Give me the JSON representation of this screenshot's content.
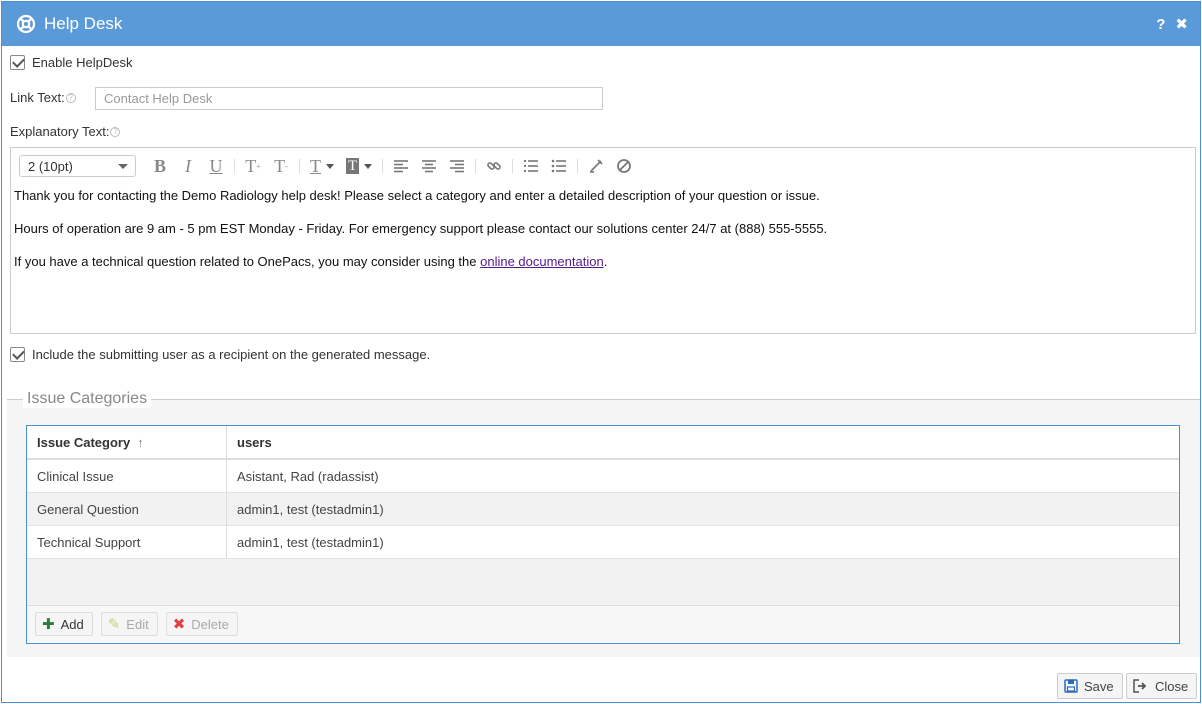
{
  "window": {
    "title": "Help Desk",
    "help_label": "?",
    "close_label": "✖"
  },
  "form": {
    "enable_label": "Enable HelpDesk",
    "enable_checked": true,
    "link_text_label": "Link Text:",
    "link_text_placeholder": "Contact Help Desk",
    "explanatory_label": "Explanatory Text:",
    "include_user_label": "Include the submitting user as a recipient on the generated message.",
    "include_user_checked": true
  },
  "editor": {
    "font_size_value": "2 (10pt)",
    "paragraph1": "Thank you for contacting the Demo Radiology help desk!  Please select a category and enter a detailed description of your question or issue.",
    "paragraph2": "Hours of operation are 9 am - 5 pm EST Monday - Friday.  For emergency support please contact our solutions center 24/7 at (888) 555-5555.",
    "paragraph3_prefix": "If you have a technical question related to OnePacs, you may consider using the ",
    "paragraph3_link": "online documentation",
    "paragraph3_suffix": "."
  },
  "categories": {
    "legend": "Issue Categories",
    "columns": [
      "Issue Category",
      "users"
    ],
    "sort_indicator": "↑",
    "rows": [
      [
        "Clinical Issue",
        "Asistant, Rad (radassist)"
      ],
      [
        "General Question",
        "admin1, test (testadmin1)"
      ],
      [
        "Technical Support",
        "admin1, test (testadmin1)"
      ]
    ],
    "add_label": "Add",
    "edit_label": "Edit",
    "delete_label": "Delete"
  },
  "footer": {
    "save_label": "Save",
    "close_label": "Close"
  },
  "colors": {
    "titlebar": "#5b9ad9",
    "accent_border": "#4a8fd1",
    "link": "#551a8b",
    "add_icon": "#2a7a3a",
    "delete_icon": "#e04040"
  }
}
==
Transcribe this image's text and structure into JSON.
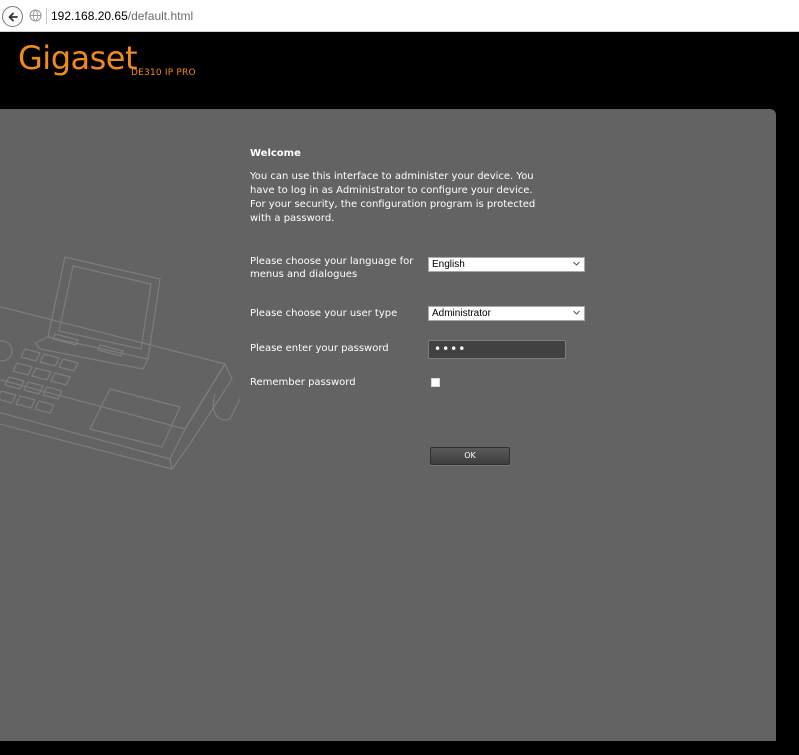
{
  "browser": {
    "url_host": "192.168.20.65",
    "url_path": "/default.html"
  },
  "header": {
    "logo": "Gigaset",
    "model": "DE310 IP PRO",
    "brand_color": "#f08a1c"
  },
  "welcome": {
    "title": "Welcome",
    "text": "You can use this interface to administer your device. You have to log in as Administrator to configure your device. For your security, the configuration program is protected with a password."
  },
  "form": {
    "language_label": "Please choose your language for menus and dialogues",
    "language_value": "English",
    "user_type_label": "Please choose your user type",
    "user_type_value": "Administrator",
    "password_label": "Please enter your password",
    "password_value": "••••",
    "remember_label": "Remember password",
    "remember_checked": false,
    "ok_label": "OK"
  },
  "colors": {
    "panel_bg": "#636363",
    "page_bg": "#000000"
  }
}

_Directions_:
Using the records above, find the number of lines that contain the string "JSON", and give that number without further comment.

_Solution to the problem_:
2